For activity week, I (Abe) was assigned to chaperone the jazz band to Kathmandu for what was billed as “the biggest jazz party in the himalayas”, also known as “Jazzmandu”. It was a long, logistically challenging trip, but it was a great success, both educationally and recreationally. I’ve never been a real jazz aficionado (though I do respect the art form) and I didn’t come away from this festival with a burning desire to play it. But I do love music, and it was great to have jazz theory opened up for us by greats like Ari Hoenig and Bug. We sat in on a practice session with local folk music heroes Kutumba and it was frankly kind of mind-blowing. These are young rocknroll guys who have gotten into traditional Nepali music and instruments, but they play with such verve and creativity that it sounds incredibly fresh and exciting. At Jazzmandu they were the only band to make people dance, and they weren’t gently swaying or folk-dancing; they were moshing. All this with acoustic instruments.
I also loved Nepal. It’s like India, but more diverse and hospitable (nearly 20% of their GDP comes from tourism), yet less crowded and less spicy hot (they use spices other than curry). Kathmandu is struggling to accommodate the rapid influx of villagers from the surrounding hills who have come in to seek work and shelter from Maoist instigators. The air in Kathmandu is absolutely the worst I’ve ever breathed and I spent several minutes every morning cleaning black stuff out of my nose. But it’s a fascinating city, and Thamel, the tourist district in which we stayed, is full of interesting shops and restaurants, most of which cater to Western adventurers seeking a piece of Eastern handiwork/spirituality/cuisine. Late October is prime tourist season and the streets of Thamel were crammed with towering Europeans in hiking boots and Northface jackets. Indeed, this is where nearly all Everest expeditions begin: in the hotels of Thamel. I learned this from Into Thin Air, which I borrowed, obsessed over, and finished in two days during our trip.

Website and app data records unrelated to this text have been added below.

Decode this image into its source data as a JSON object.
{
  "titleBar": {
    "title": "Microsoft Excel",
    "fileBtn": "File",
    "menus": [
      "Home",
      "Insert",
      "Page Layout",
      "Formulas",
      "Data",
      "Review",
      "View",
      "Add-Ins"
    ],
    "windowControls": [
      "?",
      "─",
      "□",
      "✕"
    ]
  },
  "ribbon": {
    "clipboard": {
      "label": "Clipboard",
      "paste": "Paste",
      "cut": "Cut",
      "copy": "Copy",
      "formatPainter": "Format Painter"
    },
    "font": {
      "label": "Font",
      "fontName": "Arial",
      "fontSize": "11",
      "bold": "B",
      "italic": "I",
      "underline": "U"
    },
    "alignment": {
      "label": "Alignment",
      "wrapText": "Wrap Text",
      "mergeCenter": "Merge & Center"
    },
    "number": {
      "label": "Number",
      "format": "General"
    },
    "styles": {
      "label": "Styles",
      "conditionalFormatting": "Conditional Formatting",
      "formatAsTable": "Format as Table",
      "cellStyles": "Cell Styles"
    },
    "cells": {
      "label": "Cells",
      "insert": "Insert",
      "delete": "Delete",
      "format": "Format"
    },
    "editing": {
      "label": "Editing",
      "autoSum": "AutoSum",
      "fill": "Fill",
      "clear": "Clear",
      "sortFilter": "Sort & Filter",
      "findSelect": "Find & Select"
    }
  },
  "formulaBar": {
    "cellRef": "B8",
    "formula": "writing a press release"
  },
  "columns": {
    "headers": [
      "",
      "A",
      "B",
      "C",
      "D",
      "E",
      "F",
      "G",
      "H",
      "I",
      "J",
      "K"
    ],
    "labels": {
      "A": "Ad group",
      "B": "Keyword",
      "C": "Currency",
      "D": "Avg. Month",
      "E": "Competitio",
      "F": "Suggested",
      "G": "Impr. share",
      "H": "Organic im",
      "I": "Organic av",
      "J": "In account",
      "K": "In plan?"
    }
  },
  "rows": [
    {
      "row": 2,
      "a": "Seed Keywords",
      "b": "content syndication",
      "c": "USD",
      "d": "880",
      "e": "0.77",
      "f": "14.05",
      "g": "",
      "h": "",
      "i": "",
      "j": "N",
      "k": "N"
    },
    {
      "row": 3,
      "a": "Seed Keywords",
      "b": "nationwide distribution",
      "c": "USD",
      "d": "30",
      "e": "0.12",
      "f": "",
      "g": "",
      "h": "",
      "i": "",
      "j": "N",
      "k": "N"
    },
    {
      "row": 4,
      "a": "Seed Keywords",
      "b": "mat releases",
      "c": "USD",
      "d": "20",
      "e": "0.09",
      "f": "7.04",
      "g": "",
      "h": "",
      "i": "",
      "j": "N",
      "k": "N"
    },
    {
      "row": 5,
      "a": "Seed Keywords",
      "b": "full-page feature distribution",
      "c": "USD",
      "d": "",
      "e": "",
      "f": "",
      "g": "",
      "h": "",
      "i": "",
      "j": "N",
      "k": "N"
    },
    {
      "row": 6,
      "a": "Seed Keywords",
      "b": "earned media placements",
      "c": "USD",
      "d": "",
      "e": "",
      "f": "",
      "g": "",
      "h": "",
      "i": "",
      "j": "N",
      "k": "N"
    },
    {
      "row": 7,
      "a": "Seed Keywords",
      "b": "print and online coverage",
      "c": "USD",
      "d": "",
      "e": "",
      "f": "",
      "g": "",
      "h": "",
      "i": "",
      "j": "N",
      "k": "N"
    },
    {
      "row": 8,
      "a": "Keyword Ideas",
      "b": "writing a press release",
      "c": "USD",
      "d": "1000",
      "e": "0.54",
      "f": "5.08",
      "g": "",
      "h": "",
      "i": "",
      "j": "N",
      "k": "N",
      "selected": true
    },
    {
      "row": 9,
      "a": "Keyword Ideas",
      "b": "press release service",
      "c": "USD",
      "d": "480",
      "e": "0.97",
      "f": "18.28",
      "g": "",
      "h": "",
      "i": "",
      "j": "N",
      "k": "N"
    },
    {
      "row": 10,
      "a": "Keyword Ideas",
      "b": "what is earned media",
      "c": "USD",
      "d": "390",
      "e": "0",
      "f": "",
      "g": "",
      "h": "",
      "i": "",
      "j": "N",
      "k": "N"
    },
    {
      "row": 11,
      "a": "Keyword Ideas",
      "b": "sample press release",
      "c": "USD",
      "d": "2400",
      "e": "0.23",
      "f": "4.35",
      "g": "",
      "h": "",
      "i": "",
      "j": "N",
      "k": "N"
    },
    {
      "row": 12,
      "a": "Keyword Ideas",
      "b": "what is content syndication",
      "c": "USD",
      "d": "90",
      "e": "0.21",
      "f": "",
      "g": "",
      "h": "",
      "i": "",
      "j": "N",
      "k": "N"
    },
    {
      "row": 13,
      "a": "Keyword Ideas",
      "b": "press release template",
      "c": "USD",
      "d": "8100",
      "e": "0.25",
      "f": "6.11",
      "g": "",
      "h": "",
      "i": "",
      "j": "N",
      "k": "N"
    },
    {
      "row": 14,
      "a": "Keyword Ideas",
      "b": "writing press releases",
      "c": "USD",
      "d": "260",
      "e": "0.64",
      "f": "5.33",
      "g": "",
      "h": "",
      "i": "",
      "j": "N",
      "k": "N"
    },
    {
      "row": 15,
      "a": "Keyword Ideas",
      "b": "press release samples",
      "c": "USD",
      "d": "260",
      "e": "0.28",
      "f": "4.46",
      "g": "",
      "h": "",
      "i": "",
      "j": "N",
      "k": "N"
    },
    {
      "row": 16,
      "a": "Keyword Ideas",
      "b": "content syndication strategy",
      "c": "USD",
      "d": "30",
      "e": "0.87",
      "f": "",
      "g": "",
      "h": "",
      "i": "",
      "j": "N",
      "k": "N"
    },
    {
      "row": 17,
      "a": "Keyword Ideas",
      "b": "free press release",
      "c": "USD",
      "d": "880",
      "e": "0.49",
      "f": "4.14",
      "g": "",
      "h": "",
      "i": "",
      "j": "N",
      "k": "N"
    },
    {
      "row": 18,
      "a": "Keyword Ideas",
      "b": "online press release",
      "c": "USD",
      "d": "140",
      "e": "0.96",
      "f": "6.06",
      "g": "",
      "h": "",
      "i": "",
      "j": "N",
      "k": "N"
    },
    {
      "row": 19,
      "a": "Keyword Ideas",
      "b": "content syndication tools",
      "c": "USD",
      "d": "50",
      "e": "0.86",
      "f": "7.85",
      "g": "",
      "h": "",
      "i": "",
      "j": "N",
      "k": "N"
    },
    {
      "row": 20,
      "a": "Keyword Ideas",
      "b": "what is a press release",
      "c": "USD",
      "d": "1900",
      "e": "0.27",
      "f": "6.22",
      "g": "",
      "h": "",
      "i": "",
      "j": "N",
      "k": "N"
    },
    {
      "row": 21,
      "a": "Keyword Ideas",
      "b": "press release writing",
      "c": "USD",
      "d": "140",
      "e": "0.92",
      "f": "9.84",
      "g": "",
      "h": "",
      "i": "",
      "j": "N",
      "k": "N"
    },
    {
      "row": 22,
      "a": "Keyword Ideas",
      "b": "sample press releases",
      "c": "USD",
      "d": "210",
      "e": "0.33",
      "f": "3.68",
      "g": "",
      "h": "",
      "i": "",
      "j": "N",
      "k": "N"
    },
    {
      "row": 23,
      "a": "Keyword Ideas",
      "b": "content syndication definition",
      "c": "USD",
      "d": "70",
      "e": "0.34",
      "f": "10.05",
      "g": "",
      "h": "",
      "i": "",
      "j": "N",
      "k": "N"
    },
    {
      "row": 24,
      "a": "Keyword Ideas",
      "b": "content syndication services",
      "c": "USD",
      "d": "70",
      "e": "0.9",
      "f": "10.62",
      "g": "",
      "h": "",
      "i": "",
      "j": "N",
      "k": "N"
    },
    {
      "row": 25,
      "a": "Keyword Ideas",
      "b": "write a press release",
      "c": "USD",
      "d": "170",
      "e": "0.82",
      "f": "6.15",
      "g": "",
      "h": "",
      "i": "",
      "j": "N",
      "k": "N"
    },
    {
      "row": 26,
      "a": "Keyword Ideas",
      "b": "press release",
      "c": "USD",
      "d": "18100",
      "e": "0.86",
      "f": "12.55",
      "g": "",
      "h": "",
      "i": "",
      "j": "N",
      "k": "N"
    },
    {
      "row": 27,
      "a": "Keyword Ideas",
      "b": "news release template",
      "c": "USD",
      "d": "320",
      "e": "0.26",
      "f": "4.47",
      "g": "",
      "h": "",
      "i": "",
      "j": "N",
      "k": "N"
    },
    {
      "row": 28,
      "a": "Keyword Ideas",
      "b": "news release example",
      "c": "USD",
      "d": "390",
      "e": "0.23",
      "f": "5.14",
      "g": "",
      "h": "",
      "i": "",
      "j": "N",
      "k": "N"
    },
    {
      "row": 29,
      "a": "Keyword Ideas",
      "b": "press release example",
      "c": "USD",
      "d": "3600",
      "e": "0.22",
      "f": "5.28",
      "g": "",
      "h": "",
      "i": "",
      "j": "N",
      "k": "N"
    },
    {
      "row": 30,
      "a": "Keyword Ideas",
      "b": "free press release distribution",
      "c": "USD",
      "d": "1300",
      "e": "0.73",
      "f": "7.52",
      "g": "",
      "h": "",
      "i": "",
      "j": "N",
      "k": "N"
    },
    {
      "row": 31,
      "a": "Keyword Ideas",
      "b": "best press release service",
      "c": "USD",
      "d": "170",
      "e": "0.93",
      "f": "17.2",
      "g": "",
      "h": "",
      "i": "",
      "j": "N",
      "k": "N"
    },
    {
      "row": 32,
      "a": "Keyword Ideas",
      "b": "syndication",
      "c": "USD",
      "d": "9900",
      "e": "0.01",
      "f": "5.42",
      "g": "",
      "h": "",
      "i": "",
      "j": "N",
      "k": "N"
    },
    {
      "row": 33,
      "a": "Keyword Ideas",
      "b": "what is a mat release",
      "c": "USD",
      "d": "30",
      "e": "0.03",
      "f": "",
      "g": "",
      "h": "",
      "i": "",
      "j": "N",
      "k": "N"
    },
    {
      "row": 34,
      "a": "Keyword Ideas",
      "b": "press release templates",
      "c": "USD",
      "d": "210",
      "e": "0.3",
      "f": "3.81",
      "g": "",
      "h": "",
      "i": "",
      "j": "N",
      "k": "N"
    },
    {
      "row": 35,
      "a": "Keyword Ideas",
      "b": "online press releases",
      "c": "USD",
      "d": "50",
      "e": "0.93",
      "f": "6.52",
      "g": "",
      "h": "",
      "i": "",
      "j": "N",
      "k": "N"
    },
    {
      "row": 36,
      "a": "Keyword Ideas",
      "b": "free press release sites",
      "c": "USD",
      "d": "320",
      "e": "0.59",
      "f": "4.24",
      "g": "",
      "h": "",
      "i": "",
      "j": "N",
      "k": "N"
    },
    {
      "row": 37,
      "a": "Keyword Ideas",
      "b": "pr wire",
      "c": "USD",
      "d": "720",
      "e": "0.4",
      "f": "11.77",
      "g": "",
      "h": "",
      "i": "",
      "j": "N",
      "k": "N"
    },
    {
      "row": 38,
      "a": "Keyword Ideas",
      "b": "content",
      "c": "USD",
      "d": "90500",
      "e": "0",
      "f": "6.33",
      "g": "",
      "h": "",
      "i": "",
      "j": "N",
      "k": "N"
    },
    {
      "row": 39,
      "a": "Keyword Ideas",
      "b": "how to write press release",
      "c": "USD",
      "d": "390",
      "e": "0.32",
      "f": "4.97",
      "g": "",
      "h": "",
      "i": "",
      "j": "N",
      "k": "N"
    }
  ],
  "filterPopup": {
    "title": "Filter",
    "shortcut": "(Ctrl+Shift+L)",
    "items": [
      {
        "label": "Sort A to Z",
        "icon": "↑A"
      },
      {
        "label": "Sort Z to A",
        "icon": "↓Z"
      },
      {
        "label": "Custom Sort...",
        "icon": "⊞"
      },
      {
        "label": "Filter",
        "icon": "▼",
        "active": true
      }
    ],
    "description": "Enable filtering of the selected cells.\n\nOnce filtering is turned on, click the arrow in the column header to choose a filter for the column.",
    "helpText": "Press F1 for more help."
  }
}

Kathmandu is a deeply religious place. There are little shrines on every street corner, and major temples are positioned strategically throughout the city. In many places the lines between hinduism and buddhism (the predominant religions) have blurred. Several of the temples we visited had elements of both, and you could tell that the locals didn’t really make strong distinctions, nor did they have any problems worshiping alongside each other at the same sites. Score one for ecumenicism. It was also interesting to me how commercialized religion had become. We watched Nepalese tourism promotional video, which was clearly aimed at Western tourists and used words like “spiritual”, “enlightened”, “mystical” to describe the culture. The major temples were surrounded by little tourist-oriented knick-knack shops. While the local Buddhists made their devotional rounds around the prayer wheels, shop owners pressured white-skinned visitors with manipulative sales pitches. Were I not Christian, it would have been deeply disillusioning, and I wondered why neither Buddha nor Vishnu ever bothered to throw out the money-changers.
The trip was made more amazing by virtue of our connections with the artistic life of the city. Distinguished alumni and parents of some of the kids got us invited to perform at Jazzmandu in the first place. They also got us invited to a concert at the US Ambassador’s palatial compound and to various free dinners at expensive restaurants, and we hobnobbed with the Kathmandu’s musical movers and shakers. It was fun for me, but what an incomparable experience for a high school kid. They set us up with guides for a hike up into the hills around Nagarkot, which revealed some of the most stunning vistas I’ve ever seen, like this one: